4 million-plus daily downloads on the Ovi Store.This is an increase of 200% from the 2 million daily downloads statistic shared at Nokia World in mid-September. If momentum continued and we assumed an average of 5 million-plus daily downloads throughout 2011, this would represent close to 2 billion downloads for 2011 alone. That’s not bad considering that Apple just announced 10 billion cumulative downloads since the launch of the Apple App Store in July 2008.
Good performance in BRIC and emerging countries.Seven of the top 10 most active countries are in the BRIC region or are emerging countries. These include: China, where Nokia claims to be the No. 1 store with 65% share (based on independent research); India; Indonesia; Russia, which sees more than 1 million downloads per week; Saudi Arabia, Turkey, with 1.6 million downloads per week; and Vietnam. One should not forget that growth and volumes will increasingly come from these regions. As a result, developers may increasingly be open to Nokia’s pitch that it offers local reach and global scale. One of the main advantages of the Ovi Store is its ability to provide operator billing (currently available in 32 markets), which makes a lot of sense in unbanked or underbanked countries where credit card penetration is low. Interestingly, 27% of the current downloads come from low-end devices (e.g, Nokia’s S40 proprietary platform) — meaning that apps are not just for “smartphones.”
Because of poor execution in 2009, the industry consensus — particularly in the US, where Nokia has a small footprint — was that Nokia was not in a position to catch up with the Apple App Store or Android Market. Reports of the Ovi Store’s death were greatly exaggerated: Nokia simply cannot afford to fail. On the contrary, it is now catching up, particularly in emerging countries, where Nokia clearly differentiates thanks to its unique local presence and relationships with operators (mobile billing is currently supported in around 30 countries).
Nokia just issued a press release this morning insisting that Ovi Store downloads are now reaching 2.3 million per day for a total installed base of 140 million active users. Bear in mind that a user is considered active on a six-month period and that this figure includes multiple Ovi experiences, including the 17 million Ovi mail and chat users as well as users of Ovi Maps, Ovi music, and Ovi life tools.

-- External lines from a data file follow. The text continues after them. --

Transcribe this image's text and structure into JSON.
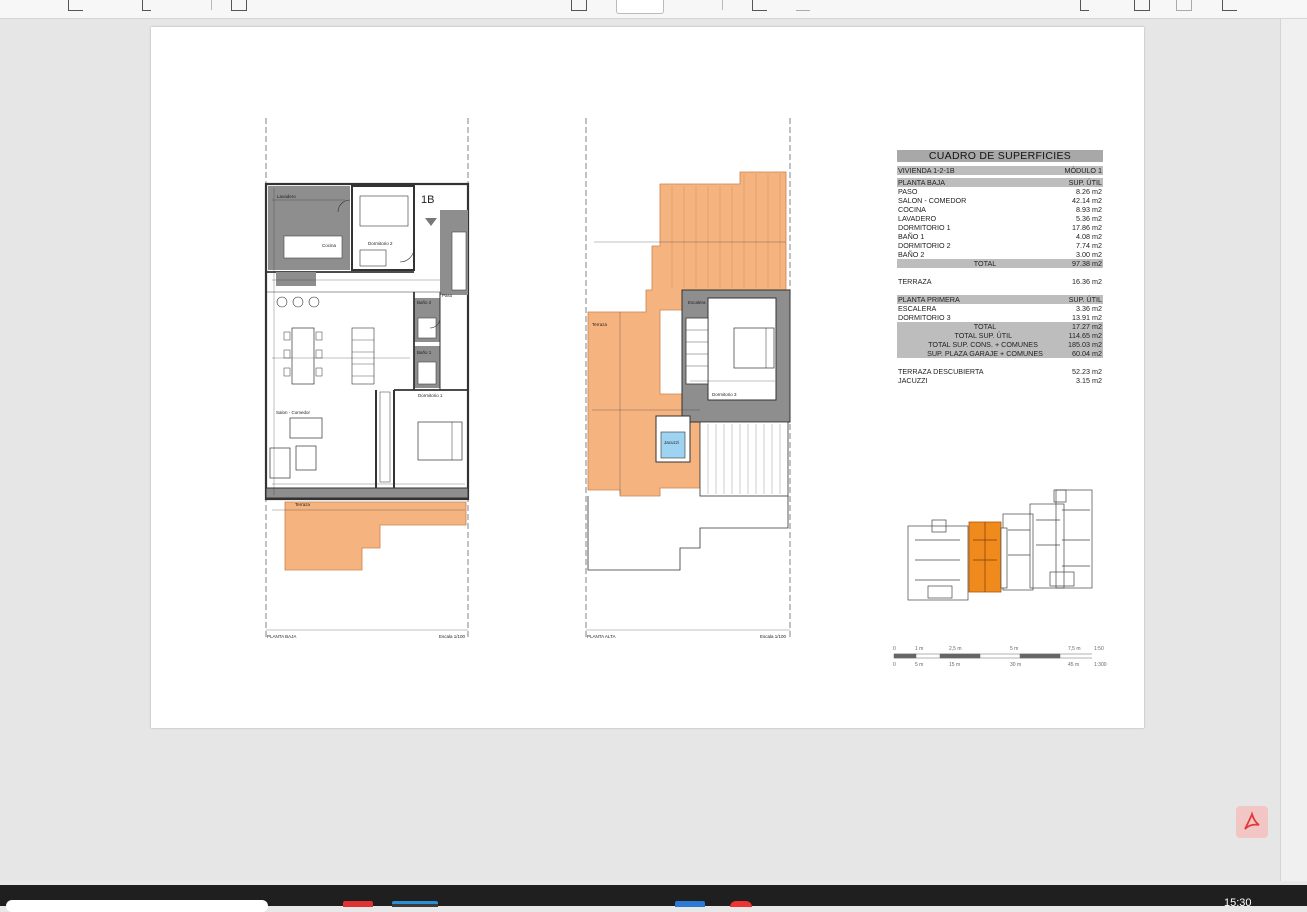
{
  "viewer": {
    "page_number": "",
    "colors": {
      "terrace": "#f5b47f",
      "wall": "#8e8e8e",
      "page": "#ffffff",
      "background": "#e6e6e6"
    }
  },
  "toolbar": {
    "icons": [
      "draw-icon",
      "highlight-icon",
      "comment-icon",
      "fit-page-icon",
      "rotate-icon",
      "link-icon",
      "search-icon",
      "save-icon",
      "print-icon",
      "share-icon"
    ]
  },
  "plans": {
    "ground": {
      "unit_label": "1B",
      "caption": "PLANTA BAJA",
      "scale": "Escala 1/100",
      "rooms": {
        "lavadero": "Lavadero",
        "cocina": "Cocina",
        "dormitorio2": "Dormitorio 2",
        "salon": "Salon - Comedor",
        "bano2": "Baño 2",
        "bano1": "Baño 1",
        "dormitorio1": "Dormitorio 1",
        "paso": "Paso",
        "terraza": "Terraza"
      }
    },
    "upper": {
      "caption": "PLANTA ALTA",
      "scale": "Escala 1/100",
      "rooms": {
        "terraza": "Terraza",
        "escalera": "Escalera",
        "dormitorio3": "Dormitorio 3",
        "jacuzzi": "Jacuzzi"
      }
    }
  },
  "table": {
    "title": "CUADRO DE SUPERFICIES",
    "vivienda": "VIVIENDA 1-2-1B",
    "modulo": "MÓDULO 1",
    "planta_baja": {
      "header": "PLANTA BAJA",
      "col": "SUP. ÚTIL"
    },
    "rows_baja": [
      {
        "name": "PASO",
        "value": "8.26 m2"
      },
      {
        "name": "SALON - COMEDOR",
        "value": "42.14 m2"
      },
      {
        "name": "COCINA",
        "value": "8.93 m2"
      },
      {
        "name": "LAVADERO",
        "value": "5.36 m2"
      },
      {
        "name": "DORMITORIO 1",
        "value": "17.86 m2"
      },
      {
        "name": "BAÑO 1",
        "value": "4.08 m2"
      },
      {
        "name": "DORMITORIO 2",
        "value": "7.74 m2"
      },
      {
        "name": "BAÑO 2",
        "value": "3.00 m2"
      }
    ],
    "total_baja": {
      "name": "TOTAL",
      "value": "97.38 m2"
    },
    "terraza": {
      "name": "TERRAZA",
      "value": "16.36 m2"
    },
    "planta_primera": {
      "header": "PLANTA PRIMERA",
      "col": "SUP. ÚTIL"
    },
    "rows_primera": [
      {
        "name": "ESCALERA",
        "value": "3.36 m2"
      },
      {
        "name": "DORMITORIO 3",
        "value": "13.91 m2"
      }
    ],
    "totals": [
      {
        "name": "TOTAL",
        "value": "17.27 m2"
      },
      {
        "name": "TOTAL SUP. ÚTIL",
        "value": "114.65 m2"
      },
      {
        "name": "TOTAL SUP. CONS. + COMUNES",
        "value": "185.03 m2"
      },
      {
        "name": "SUP. PLAZA GARAJE + COMUNES",
        "value": "60.04 m2"
      }
    ],
    "extras": [
      {
        "name": "TERRAZA DESCUBIERTA",
        "value": "52.23 m2"
      },
      {
        "name": "JACUZZI",
        "value": "3.15 m2"
      }
    ]
  },
  "scale_bar": {
    "top_ticks": [
      "0",
      "1 m",
      "2,5 m",
      "5 m",
      "7,5 m"
    ],
    "top_scale": "1:50",
    "bottom_ticks": [
      "0",
      "5 m",
      "15 m",
      "30 m",
      "45 m"
    ],
    "bottom_scale": "1:300"
  },
  "taskbar": {
    "clock": "15:30",
    "app_colors": [
      "#d33",
      "#2a8fd6",
      "#2a7ad6",
      "#e33"
    ]
  }
}
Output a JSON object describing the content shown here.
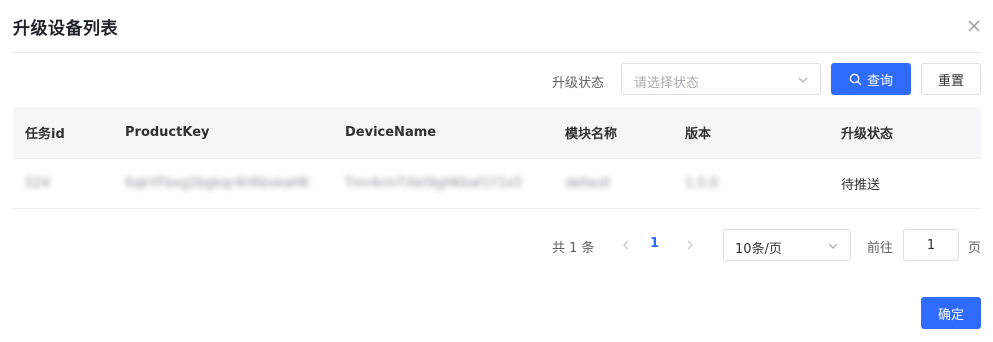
{
  "dialog": {
    "title": "升级设备列表",
    "close_icon": "close-icon"
  },
  "filter": {
    "label": "升级状态",
    "select_placeholder": "请选择状态",
    "query_label": "查询",
    "reset_label": "重置"
  },
  "table": {
    "headers": [
      "任务id",
      "ProductKey",
      "DeviceName",
      "模块名称",
      "版本",
      "升级状态"
    ],
    "rows": [
      {
        "task_id": "524",
        "product_key": "6qkYFbxg2bgkqr4hRbvkaHK",
        "device_name": "TmrArmTXkt9gHKkaf1Y1x5",
        "module_name": "default",
        "version": "1.0.0",
        "status": "待推送"
      }
    ]
  },
  "pagination": {
    "total": "共 1 条",
    "current_page": "1",
    "page_size": "10条/页",
    "goto_label": "前往",
    "goto_value": "1",
    "page_unit": "页"
  },
  "footer": {
    "confirm_label": "确定"
  },
  "colors": {
    "primary": "#2f6bff",
    "border": "#dcdfe6",
    "header_bg": "#f5f6f8"
  }
}
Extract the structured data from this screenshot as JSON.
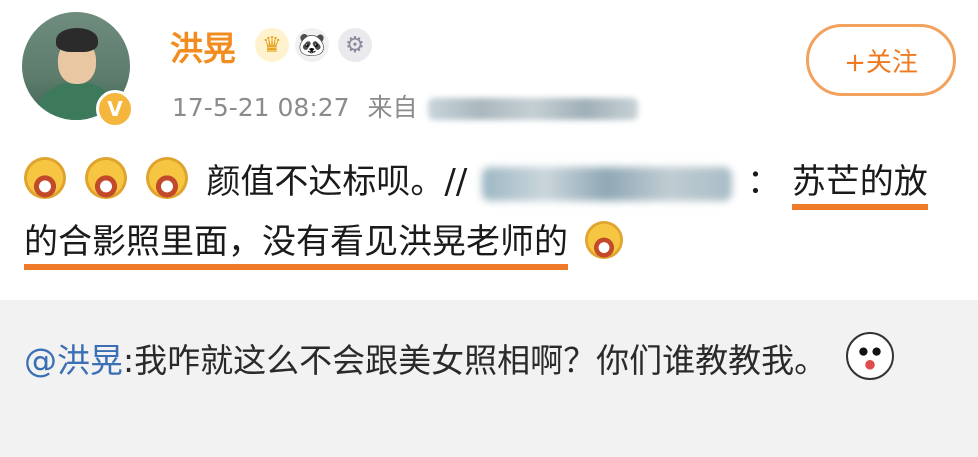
{
  "post": {
    "author": "洪晃",
    "verified_icon": "v-badge-icon",
    "badges": [
      "crown-icon",
      "panda-icon",
      "medal-icon"
    ],
    "timestamp": "17-5-21 08:27",
    "source_prefix": "来自",
    "follow_label": "+关注"
  },
  "content": {
    "line1": "颜值不达标呗。//",
    "after_blur": "：",
    "highlight1": "苏芒的放",
    "highlight2": "的合影照里面，没有看见洪晃老师的"
  },
  "quote": {
    "mention": "@洪晃",
    "text": ":我咋就这么不会跟美女照相啊？你们谁教教我。"
  }
}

That's an increase versus last May (1.7 million) and versus the data that was announced at Nokia World two weeks ago (2 million). More interestingly, 200,000 people are signing up daily to Ovi. That's a significant trend.
I am attending Nokia World in London. For those of you not familiar with this event, that’s usually the conference where Nokia shares its vision and strategy, announces new products and services, and demonstrates its latest innovation. This is also an interesting opportunity to hear thought leaders share their vision of the mobile industry (this year, Sir Tim Berners-Lee). See the agenda here.
The 2010 edition is already unique in Nokia’s history due to the recent appointment of Stephen Elop as the new CEO and yesterday’s resignation of Anssi Vanjoki, currently EVP of Nokia's Mobile Solutions unit. Needless to say there is lots of speculation about Nokia’s future. Let me wrap up some thoughts:
It’s precisely all about organizational and cultural issues. No one should be surprised to see other departures as well as the arrival of new executives close to the newly appointed CEO. Nokia’s real challenge is to make sure these changes are implemented quickly enough -- without totally disrupting existing processes -- to keep pace with innovation. The simple fact that Nokia appointed a non-Finnish CEO, coming from the US and from Microsoft and the software industry, is another acknowledgment that Silicon Valley has become the new mobile innovation hub. Nokia’s cultural heritage is precisely to constantly reinvent itself. Tectonic shifts are shaking up the traditional mobile ecosystem, and Nokia needs to be much more agile to compete with the likes of Google and Apple.